Detector for Docker Socket (DDS)

A kubectl plugin to detect if active Kubernetes workloads are mounting the docker socket (docker.sock) volume.

a short video showing the plugin being used

Install

Install the plugin with

kubectl krew install dds

You can install the krew plugin manager from their installation documentation

How it works

dds looks for every pod in your Kubernetes cluster. If pods are part of a workload (eg Deployment, StatefulSet) it inspects the workload type instead of pods directly.

It then inspects all of the volumes in the containers and looks for any volume with the path *docker.sock

Supported workload types:

  • Pods
  • Deployments
  • StatefulSets
  • DaemonSets
  • Jobs
  • CronJobs

Why do you need this?

If you’re still not sure why you might need this plugin click on the image below to see a short video explaination.

You can read the full FAQ about dockershim deprecation at https://k8s.io/dockershim

Run

You can run the plugin with no arguments and it will inspect all pods in all namespaces that the current Kubernetes user has access to.

kubectl dds

example output

NAMESPACE       TYPE            NAME                    STATUS
default         deployment      deploy-docker-volume    mounted
default         daemonset       ds-docker-volume        mounted
default         statefulset     ss-docker-volume        mounted
default         job             job-docker-volume       mounted
default         cron            cron-docker-volume      mounted
kube-system     pod             pod-docker-volume       mounted
test1           deployment      deploy-docker-volume    mounted

You can specify a namespace to limit the scope of what will be scanned.

kubectl dds --namespace kube-system

example output

NAMESPACE       TYPE    NAME                    STATUS
kube-system     pod     pod-docker-volume       mounted

You can run dds against a single manifest file or folder of manifest files (recursive). The repo includes a test/manifests directory.

kubectl dds --filename test

example output

FILE                                                    LINE    STATUS
test/manifests/docker-volume.cronjob.yaml               22      mounted
test/manifests/docker-volume.daemonset.yaml             24      mounted
test/manifests/docker-volume.deploy.test1.yaml          32      mounted
test/manifests/docker-volume.deploy.yaml                25      mounted
test/manifests/docker-volume.job.yaml                   17      mounted
test/manifests/docker-volume.pod.kube-system.yaml       14      mounted
test/manifests/docker-volume.statefulset.yaml           26      mounted

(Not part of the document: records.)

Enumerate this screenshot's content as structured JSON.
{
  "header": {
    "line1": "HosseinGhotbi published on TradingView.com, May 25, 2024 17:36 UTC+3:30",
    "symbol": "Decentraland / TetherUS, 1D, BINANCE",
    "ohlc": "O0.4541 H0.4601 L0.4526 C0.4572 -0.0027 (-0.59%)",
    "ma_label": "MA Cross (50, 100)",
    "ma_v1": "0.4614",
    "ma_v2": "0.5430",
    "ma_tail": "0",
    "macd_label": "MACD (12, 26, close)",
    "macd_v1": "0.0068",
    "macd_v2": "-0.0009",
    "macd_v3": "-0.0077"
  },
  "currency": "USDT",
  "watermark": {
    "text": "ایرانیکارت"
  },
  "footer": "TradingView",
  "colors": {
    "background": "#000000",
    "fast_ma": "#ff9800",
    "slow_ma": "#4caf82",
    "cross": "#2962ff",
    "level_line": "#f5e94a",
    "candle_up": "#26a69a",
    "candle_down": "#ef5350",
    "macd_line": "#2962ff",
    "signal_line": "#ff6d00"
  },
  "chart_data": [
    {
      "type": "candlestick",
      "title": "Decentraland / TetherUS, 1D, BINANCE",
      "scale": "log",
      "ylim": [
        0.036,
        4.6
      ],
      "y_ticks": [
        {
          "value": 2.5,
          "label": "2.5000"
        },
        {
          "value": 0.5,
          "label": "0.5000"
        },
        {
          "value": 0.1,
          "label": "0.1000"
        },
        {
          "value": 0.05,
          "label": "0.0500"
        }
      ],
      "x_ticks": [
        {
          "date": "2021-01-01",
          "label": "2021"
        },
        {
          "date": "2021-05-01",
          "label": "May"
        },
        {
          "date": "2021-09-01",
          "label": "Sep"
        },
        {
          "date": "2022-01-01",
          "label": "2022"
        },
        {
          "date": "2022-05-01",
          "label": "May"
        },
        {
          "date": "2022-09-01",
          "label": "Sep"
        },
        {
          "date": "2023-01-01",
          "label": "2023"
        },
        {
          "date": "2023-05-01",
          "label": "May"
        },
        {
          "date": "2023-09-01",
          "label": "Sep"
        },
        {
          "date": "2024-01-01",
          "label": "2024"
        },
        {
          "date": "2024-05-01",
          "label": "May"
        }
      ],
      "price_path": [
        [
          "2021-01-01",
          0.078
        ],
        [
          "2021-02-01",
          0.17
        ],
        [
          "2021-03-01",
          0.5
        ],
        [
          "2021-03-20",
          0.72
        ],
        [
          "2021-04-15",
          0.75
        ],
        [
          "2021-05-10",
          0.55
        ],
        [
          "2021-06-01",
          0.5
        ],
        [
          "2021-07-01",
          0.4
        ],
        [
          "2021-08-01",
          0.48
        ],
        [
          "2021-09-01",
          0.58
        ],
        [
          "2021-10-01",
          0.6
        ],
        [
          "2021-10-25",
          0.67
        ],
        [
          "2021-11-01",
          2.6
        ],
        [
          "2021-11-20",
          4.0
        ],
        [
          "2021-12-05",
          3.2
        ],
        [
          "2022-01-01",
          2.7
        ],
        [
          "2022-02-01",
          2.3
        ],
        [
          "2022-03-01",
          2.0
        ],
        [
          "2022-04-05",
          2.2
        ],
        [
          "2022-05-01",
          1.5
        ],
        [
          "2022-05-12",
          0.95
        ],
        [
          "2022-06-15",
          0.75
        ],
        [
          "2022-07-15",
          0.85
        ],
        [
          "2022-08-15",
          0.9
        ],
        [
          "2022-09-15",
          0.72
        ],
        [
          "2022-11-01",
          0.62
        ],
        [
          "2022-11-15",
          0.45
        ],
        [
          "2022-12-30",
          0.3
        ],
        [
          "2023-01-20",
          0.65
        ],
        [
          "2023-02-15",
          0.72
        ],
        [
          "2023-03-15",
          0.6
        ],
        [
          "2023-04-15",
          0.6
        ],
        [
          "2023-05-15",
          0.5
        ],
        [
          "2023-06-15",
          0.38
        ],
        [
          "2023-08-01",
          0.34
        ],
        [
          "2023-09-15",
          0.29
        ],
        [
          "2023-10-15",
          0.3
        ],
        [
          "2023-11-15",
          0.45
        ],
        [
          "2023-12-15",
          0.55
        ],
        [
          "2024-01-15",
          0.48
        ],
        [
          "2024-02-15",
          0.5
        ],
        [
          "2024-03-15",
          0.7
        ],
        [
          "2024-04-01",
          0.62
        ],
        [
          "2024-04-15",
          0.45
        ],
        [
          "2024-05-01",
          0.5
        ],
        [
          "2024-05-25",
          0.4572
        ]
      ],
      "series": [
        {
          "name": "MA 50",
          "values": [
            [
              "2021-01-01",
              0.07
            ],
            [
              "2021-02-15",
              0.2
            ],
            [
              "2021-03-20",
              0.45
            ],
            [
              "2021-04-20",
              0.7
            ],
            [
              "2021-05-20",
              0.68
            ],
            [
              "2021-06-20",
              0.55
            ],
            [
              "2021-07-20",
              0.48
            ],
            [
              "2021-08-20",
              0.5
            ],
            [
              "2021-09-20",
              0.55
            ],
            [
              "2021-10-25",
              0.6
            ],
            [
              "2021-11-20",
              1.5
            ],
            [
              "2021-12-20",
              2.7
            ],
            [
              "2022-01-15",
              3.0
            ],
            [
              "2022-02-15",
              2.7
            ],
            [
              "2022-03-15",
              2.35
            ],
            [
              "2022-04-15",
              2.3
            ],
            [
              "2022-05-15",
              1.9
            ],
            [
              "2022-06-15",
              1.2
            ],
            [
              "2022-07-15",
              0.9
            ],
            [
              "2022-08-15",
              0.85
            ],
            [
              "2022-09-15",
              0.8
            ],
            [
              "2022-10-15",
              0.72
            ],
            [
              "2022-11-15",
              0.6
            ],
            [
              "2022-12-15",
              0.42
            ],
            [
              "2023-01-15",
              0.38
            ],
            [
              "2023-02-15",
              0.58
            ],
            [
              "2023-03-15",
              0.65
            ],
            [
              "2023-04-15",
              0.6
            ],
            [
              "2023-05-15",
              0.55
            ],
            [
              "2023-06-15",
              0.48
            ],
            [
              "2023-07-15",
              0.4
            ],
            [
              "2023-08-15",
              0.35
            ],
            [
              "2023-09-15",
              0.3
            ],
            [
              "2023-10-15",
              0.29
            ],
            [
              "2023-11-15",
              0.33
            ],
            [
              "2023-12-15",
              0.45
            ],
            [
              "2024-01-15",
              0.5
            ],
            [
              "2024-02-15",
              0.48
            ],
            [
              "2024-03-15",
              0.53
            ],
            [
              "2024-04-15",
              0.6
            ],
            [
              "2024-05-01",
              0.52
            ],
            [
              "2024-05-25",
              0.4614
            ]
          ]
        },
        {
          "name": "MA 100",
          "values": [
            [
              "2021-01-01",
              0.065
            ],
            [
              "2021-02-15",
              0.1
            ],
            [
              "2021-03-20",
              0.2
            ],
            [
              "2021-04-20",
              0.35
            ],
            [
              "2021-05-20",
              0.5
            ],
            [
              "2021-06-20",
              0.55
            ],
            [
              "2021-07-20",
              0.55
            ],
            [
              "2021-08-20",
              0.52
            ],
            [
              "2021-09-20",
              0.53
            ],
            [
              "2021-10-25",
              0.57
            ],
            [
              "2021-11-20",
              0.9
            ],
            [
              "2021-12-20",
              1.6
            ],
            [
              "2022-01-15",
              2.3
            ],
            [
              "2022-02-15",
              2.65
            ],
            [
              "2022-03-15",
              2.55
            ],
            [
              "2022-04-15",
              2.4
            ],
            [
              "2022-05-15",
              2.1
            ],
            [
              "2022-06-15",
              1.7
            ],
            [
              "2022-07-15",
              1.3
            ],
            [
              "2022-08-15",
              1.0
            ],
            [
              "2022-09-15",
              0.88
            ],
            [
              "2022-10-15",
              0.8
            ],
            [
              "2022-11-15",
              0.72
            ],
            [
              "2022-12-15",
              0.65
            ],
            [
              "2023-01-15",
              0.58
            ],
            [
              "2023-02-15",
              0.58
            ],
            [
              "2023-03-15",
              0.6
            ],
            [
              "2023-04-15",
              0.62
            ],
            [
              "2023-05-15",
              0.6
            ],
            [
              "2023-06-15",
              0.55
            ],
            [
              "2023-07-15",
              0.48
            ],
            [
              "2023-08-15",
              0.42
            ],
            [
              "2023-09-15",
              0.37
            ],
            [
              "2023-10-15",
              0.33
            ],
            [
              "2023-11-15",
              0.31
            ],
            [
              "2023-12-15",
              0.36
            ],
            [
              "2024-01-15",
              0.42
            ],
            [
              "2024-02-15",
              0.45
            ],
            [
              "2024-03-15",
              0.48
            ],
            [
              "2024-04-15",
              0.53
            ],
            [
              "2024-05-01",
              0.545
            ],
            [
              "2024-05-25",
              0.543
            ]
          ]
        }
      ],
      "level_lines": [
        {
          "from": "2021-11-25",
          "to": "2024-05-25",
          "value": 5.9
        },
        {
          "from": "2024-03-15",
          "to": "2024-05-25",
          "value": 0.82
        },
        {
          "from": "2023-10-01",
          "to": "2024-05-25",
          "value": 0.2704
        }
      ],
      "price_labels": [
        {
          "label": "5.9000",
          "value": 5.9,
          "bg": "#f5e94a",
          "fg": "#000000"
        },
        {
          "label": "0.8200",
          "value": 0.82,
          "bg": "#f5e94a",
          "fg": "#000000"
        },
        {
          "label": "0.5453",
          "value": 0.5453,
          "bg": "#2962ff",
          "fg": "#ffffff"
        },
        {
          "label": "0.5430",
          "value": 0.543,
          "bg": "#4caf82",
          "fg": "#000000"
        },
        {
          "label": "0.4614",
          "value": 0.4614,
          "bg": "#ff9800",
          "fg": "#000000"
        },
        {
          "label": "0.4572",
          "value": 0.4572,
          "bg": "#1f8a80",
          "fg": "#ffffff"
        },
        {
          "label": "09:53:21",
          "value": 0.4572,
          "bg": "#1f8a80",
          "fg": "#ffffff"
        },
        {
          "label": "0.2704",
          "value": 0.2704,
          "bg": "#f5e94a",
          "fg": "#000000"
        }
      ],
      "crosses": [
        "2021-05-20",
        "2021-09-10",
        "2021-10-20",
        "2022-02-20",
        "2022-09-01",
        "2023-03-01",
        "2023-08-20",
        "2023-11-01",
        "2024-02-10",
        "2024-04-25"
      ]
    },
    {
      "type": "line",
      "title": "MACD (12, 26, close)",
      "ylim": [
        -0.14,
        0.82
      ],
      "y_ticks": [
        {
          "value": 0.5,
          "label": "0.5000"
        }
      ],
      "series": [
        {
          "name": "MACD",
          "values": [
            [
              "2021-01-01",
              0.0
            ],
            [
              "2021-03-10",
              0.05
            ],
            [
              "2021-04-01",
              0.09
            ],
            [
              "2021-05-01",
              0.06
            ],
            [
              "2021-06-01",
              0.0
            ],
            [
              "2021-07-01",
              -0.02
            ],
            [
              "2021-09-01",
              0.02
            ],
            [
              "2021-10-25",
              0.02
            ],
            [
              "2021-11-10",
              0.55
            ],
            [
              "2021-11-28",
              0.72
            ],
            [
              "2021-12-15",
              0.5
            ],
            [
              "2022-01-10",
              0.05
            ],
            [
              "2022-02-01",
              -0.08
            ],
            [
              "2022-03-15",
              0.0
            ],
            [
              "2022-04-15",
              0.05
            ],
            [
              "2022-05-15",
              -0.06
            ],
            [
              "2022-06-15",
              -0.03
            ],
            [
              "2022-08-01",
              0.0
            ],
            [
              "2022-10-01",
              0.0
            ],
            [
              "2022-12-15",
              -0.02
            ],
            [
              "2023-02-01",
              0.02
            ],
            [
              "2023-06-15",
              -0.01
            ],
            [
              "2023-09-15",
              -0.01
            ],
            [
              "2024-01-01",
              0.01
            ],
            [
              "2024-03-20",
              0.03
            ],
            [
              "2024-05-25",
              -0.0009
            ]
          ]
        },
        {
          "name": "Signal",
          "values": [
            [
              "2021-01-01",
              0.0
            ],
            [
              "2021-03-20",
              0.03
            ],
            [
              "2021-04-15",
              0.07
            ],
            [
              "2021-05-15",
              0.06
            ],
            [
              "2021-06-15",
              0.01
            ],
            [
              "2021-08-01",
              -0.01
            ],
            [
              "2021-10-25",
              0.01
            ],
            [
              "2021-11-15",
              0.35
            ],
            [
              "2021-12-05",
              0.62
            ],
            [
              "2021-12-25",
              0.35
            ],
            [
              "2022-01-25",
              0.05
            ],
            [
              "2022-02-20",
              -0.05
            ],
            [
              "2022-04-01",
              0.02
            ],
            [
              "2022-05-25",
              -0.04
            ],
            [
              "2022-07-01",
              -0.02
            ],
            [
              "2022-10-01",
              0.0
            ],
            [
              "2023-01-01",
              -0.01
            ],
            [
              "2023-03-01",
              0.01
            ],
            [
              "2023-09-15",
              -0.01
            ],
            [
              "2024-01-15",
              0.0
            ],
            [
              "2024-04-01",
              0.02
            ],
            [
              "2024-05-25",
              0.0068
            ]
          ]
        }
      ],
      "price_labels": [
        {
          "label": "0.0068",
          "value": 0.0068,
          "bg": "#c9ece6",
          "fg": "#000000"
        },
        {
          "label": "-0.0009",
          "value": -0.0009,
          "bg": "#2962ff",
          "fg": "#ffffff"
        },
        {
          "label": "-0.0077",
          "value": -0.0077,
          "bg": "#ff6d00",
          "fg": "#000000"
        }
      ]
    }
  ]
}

Use the --verbose flag to see all scanned workloads/files

kubectl dds --verbose

example output

NAMESPACE       TYPE            NAME                    STATUS
default         deployment      deploy-docker-volume    mounted
default         daemonset       ds-docker-volume        mounted
default         statefulset     ss-docker-volume        mounted
default         job             job-docker-volume       mounted
default         cron            cron-docker-volume      mounted
kube-system     pod             pod-docker-volume       mounted
kube-system     daemonset       aws-node                not-mounted
kube-system     daemonset       ebs-csi-node            not-mounted
kube-system     daemonset       kube-proxy              not-mounted
test1           deployment      deploy-docker-volume    mounted

You can use dds as part of your CI pipeline to catch manifest files before they are deployed.

kubectl dds --exit-with-error -f YOUR_FILES

If the docker.sock volume is found in any files the cli exit code with be 1.

Build

To build the binary you can use make dsd or go build -o kubectl-dds main.go

Install the kubectl-dds binary somewhere in your path to use it with kubectl or use it by itself without kubectl. The same kubectl authentication works with or without kubectl (e.g. $HOME/.kube/config or KUBECONFIG).

Testing

There are different test workloads in the /tests folder. You can deploy these workloads to verify the plugin is working as intended.

kubectl apply -f tests/
daemonset.apps/ds-docker-volume created
namespace/test1 created
deployment.apps/deploy-docker-volume created
deployment.apps/deploy-docker-volume created
job.batch/job-docker-volume created
pod/pod-docker-volume created
statefulset.apps/ss-docker-volume created
pod/empty-volume created
deployment.apps/no-volume created

and then run

kubectl dds
NAMESPACE       TYPE            NAME                    STATUS
default         deployment      deploy-docker-volume    mounted
default         daemonset       ds-docker-volume        mounted
default         statefulset     ss-docker-volume        mounted
default         job             job-docker-volume       mounted
default         cron            cron-docker-volume      mounted
kube-system     pod             pod-docker-volume       mounted
test1           deployment      deploy-docker-volume    mounted

GitHub

View Github